Developing non-crash or surrogate measures of road safety has drawn considerable research interest over the past five decades. Traffic conflict techniques, which analyze the safety situations from the aspect of more observable traffic events than crashes, are the most prominent techniques to date. This study provides a comprehensive review of previous research on traffic conflict techniques, striving to find answers to the following open questions: What is a traffic conflict? How to collect the traffic conflict data? And what is the ground to claim that traffic conflicts can be valid surrogates for crashes?
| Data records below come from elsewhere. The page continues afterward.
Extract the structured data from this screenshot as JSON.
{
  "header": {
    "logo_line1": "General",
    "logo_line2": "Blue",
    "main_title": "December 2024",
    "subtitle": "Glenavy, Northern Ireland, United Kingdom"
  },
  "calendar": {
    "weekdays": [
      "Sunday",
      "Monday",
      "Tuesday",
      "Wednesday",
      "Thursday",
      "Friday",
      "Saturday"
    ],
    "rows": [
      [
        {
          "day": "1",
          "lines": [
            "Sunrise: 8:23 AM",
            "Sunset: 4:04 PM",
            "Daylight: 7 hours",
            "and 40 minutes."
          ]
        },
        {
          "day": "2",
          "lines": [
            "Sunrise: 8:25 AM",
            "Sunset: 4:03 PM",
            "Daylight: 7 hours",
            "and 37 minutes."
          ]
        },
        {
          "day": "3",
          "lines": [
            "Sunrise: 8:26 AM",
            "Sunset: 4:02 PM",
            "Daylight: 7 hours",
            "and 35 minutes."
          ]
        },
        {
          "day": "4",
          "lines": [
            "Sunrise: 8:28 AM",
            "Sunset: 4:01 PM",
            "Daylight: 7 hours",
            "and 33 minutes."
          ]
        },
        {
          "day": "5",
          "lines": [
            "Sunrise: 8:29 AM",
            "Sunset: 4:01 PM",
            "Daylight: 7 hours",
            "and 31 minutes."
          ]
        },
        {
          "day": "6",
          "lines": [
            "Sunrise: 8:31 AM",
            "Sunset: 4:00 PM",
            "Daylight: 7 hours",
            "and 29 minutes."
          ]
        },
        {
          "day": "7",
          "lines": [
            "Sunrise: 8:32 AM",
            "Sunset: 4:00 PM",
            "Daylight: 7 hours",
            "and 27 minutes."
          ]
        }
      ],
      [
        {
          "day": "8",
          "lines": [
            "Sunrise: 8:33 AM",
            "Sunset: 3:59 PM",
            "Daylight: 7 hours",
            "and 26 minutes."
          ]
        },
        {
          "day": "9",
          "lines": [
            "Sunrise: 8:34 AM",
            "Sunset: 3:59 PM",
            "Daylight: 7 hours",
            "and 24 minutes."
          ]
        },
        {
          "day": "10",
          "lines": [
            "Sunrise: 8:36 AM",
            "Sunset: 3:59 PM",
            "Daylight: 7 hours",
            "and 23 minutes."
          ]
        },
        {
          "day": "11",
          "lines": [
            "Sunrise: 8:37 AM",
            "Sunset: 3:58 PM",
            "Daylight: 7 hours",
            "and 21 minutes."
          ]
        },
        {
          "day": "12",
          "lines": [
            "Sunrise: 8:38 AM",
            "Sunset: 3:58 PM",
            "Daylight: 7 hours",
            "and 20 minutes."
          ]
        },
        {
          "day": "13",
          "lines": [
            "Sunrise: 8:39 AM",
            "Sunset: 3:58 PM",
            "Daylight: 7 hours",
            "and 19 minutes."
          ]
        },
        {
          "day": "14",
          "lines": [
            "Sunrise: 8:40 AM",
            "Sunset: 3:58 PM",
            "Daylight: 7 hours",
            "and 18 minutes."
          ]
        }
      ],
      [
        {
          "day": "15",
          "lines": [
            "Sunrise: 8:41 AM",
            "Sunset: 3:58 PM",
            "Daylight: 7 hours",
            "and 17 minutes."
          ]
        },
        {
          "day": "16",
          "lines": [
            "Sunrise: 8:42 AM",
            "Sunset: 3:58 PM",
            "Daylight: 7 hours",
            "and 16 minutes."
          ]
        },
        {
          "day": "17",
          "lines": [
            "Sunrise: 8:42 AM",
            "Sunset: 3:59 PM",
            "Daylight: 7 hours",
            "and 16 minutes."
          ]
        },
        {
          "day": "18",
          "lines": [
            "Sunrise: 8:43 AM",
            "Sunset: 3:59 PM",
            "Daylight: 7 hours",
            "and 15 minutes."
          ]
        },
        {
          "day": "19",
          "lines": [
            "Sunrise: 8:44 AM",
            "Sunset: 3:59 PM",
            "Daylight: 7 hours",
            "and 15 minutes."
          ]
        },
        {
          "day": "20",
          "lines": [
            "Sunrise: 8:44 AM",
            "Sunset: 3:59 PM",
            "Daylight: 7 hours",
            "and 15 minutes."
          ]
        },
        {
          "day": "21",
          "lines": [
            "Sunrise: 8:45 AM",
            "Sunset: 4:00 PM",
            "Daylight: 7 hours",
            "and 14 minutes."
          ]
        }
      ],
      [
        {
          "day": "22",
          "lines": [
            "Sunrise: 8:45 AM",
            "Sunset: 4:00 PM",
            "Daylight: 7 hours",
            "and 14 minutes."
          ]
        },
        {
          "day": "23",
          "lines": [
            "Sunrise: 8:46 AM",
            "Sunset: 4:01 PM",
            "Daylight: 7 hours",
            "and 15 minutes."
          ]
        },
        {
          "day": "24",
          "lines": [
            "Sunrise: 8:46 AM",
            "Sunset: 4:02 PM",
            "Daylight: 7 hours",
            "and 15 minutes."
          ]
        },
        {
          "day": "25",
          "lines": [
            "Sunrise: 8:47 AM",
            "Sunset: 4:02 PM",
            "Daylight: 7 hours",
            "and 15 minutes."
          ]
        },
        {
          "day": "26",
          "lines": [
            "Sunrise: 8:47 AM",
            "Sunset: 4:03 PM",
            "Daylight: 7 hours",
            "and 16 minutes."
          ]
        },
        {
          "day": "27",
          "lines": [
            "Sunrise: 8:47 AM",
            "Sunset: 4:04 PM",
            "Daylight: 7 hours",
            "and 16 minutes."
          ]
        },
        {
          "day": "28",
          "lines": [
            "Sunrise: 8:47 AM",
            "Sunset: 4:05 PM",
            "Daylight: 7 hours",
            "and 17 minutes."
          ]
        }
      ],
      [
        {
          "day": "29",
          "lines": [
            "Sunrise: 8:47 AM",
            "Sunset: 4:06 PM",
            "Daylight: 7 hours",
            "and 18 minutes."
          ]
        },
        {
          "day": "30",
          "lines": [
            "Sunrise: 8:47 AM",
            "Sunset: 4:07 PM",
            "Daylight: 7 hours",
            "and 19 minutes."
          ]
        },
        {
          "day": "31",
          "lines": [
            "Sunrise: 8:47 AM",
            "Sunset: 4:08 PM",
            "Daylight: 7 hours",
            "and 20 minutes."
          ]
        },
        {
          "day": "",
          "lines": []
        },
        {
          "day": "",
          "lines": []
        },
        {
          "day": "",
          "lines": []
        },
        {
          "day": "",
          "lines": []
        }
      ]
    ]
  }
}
The strengths and weaknesses of available answers to these questions are assessed based on methodological and empirical grounds. Directions for the future research are identified and outlined. It is believed that following recommended future directions may offer convincing answers to identified open questions.

Additional Metadata
Keywords Conflict data collection, Literature review, Road safety, Traffic conflict technique, Validity
Persistent URL dx.doi.org/10.1139/cjce-2013-0558
Journal Canadian Journal of Civil Engineering
Citation
Zheng, L. (Lai), Ismail, K, & Meng, X. (Xianghai). (2014). Traffic conflict techniques for road safety analysis: Open questions and some insights. Canadian Journal of Civil Engineering, 41(7), 633–641. doi:10.1139/cjce-2013-0558